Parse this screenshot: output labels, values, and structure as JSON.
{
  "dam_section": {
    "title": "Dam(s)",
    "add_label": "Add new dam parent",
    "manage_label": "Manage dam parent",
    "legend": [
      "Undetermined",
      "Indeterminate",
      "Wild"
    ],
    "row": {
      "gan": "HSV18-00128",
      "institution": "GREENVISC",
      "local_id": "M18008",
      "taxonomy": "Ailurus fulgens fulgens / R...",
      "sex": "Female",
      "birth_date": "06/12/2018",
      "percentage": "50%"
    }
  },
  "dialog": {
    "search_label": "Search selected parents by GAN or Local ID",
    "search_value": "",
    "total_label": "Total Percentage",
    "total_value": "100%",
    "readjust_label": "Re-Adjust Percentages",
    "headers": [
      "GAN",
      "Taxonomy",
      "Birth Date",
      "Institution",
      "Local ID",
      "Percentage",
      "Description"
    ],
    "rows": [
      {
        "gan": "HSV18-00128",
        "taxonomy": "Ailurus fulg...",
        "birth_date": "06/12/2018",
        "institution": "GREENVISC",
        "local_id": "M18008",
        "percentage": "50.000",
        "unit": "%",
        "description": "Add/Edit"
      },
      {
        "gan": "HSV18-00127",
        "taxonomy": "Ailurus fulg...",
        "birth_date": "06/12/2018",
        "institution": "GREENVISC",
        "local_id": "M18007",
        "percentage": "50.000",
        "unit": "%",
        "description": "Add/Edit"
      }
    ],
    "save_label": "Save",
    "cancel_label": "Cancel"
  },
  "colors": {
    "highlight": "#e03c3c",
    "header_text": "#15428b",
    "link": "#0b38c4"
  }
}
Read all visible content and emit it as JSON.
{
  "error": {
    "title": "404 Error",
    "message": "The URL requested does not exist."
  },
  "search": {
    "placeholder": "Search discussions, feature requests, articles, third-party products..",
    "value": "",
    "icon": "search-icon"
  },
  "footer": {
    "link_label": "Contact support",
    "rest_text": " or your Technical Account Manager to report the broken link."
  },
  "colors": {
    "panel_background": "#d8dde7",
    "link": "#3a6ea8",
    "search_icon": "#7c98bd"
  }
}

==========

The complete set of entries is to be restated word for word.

**Finished exercise:**
Parse this screenshot: output labels, values, and structure as JSON.
{
  "dam_section": {
    "title": "Dam(s)",
    "add_label": "Add new dam parent",
    "manage_label": "Manage dam parent",
    "legend": [
      "Undetermined",
      "Indeterminate",
      "Wild"
    ],
    "row": {
      "gan": "HSV18-00128",
      "institution": "GREENVISC",
      "local_id": "M18008",
      "taxonomy": "Ailurus fulgens fulgens / R...",
      "sex": "Female",
      "birth_date": "06/12/2018",
      "percentage": "50%"
    }
  },
  "dialog": {
    "search_label": "Search selected parents by GAN or Local ID",
    "search_value": "",
    "total_label": "Total Percentage",
    "total_value": "100%",
    "readjust_label": "Re-Adjust Percentages",
    "headers": [
      "GAN",
      "Taxonomy",
      "Birth Date",
      "Institution",
      "Local ID",
      "Percentage",
      "Description"
    ],
    "rows": [
      {
        "gan": "HSV18-00128",
        "taxonomy": "Ailurus fulg...",
        "birth_date": "06/12/2018",
        "institution": "GREENVISC",
        "local_id": "M18008",
        "percentage": "50.000",
        "unit": "%",
        "description": "Add/Edit"
      },
      {
        "gan": "HSV18-00127",
        "taxonomy": "Ailurus fulg...",
        "birth_date": "06/12/2018",
        "institution": "GREENVISC",
        "local_id": "M18007",
        "percentage": "50.000",
        "unit": "%",
        "description": "Add/Edit"
      }
    ],
    "save_label": "Save",
    "cancel_label": "Cancel"
  },
  "colors": {
    "highlight": "#e03c3c",
    "header_text": "#15428b",
    "link": "#0b38c4"
  }
}
Read all visible content and emit it as JSON.
{
  "error": {
    "title": "404 Error",
    "message": "The URL requested does not exist."
  },
  "search": {
    "placeholder": "Search discussions, feature requests, articles, third-party products..",
    "value": "",
    "icon": "search-icon"
  },
  "footer": {
    "link_label": "Contact support",
    "rest_text": " or your Technical Account Manager to report the broken link."
  },
  "colors": {
    "panel_background": "#d8dde7",
    "link": "#3a6ea8",
    "search_icon": "#7c98bd"
  }
}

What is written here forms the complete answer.